Try it: Set down every record below exactly as it stands.

(Items from a data source)
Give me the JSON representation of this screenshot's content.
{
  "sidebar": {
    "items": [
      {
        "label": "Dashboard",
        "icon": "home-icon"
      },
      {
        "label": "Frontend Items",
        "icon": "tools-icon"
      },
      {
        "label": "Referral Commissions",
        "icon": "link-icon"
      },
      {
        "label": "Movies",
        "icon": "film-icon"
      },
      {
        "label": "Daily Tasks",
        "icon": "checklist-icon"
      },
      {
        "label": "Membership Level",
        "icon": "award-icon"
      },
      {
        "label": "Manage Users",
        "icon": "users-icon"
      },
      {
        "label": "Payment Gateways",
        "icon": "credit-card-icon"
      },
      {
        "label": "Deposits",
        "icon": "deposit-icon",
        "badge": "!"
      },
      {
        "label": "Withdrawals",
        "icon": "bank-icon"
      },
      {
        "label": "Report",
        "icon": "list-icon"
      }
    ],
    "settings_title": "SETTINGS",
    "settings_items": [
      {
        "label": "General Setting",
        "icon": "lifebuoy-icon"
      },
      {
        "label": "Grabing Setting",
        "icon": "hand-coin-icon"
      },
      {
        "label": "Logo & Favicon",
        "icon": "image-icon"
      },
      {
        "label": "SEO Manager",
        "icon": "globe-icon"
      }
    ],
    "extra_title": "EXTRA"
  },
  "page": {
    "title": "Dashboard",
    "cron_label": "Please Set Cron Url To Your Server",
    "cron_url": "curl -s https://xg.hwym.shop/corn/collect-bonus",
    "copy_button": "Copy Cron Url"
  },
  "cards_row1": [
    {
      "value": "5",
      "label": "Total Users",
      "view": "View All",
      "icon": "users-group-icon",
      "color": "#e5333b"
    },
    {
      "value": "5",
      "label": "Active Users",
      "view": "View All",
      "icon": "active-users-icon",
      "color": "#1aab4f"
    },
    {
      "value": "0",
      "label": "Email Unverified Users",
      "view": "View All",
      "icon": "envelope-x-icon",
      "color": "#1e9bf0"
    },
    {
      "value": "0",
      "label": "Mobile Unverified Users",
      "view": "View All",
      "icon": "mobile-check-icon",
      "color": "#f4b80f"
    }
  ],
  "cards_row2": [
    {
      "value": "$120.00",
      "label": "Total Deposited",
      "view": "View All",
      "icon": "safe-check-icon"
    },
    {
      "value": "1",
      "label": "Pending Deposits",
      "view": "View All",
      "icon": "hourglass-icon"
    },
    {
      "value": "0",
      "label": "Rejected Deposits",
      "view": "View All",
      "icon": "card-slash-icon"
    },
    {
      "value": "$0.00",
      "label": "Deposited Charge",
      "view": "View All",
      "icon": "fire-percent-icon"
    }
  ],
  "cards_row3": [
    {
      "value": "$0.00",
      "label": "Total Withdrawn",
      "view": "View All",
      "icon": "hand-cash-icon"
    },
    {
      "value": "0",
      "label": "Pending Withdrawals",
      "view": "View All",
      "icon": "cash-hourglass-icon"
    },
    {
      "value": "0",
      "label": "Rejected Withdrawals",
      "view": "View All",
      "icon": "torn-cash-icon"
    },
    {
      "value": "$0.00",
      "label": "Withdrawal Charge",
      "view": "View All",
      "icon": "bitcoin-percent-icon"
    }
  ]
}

Your response:
Give me the JSON representation of this screenshot's content.
{
  "sidebar": {
    "items": [
      {
        "label": "Dashboard",
        "icon": "home-icon"
      },
      {
        "label": "Frontend Items",
        "icon": "tools-icon"
      },
      {
        "label": "Referral Commissions",
        "icon": "link-icon"
      },
      {
        "label": "Movies",
        "icon": "film-icon"
      },
      {
        "label": "Daily Tasks",
        "icon": "checklist-icon"
      },
      {
        "label": "Membership Level",
        "icon": "award-icon"
      },
      {
        "label": "Manage Users",
        "icon": "users-icon"
      },
      {
        "label": "Payment Gateways",
        "icon": "credit-card-icon"
      },
      {
        "label": "Deposits",
        "icon": "deposit-icon",
        "badge": "!"
      },
      {
        "label": "Withdrawals",
        "icon": "bank-icon"
      },
      {
        "label": "Report",
        "icon": "list-icon"
      }
    ],
    "settings_title": "SETTINGS",
    "settings_items": [
      {
        "label": "General Setting",
        "icon": "lifebuoy-icon"
      },
      {
        "label": "Grabing Setting",
        "icon": "hand-coin-icon"
      },
      {
        "label": "Logo & Favicon",
        "icon": "image-icon"
      },
      {
        "label": "SEO Manager",
        "icon": "globe-icon"
      }
    ],
    "extra_title": "EXTRA"
  },
  "page": {
    "title": "Dashboard",
    "cron_label": "Please Set Cron Url To Your Server",
    "cron_url": "curl -s https://xg.hwym.shop/corn/collect-bonus",
    "copy_button": "Copy Cron Url"
  },
  "cards_row1": [
    {
      "value": "5",
      "label": "Total Users",
      "view": "View All",
      "icon": "users-group-icon",
      "color": "#e5333b"
    },
    {
      "value": "5",
      "label": "Active Users",
      "view": "View All",
      "icon": "active-users-icon",
      "color": "#1aab4f"
    },
    {
      "value": "0",
      "label": "Email Unverified Users",
      "view": "View All",
      "icon": "envelope-x-icon",
      "color": "#1e9bf0"
    },
    {
      "value": "0",
      "label": "Mobile Unverified Users",
      "view": "View All",
      "icon": "mobile-check-icon",
      "color": "#f4b80f"
    }
  ],
  "cards_row2": [
    {
      "value": "$120.00",
      "label": "Total Deposited",
      "view": "View All",
      "icon": "safe-check-icon"
    },
    {
      "value": "1",
      "label": "Pending Deposits",
      "view": "View All",
      "icon": "hourglass-icon"
    },
    {
      "value": "0",
      "label": "Rejected Deposits",
      "view": "View All",
      "icon": "card-slash-icon"
    },
    {
      "value": "$0.00",
      "label": "Deposited Charge",
      "view": "View All",
      "icon": "fire-percent-icon"
    }
  ],
  "cards_row3": [
    {
      "value": "$0.00",
      "label": "Total Withdrawn",
      "view": "View All",
      "icon": "hand-cash-icon"
    },
    {
      "value": "0",
      "label": "Pending Withdrawals",
      "view": "View All",
      "icon": "cash-hourglass-icon"
    },
    {
      "value": "0",
      "label": "Rejected Withdrawals",
      "view": "View All",
      "icon": "torn-cash-icon"
    },
    {
      "value": "$0.00",
      "label": "Withdrawal Charge",
      "view": "View All",
      "icon": "bitcoin-percent-icon"
    }
  ]
}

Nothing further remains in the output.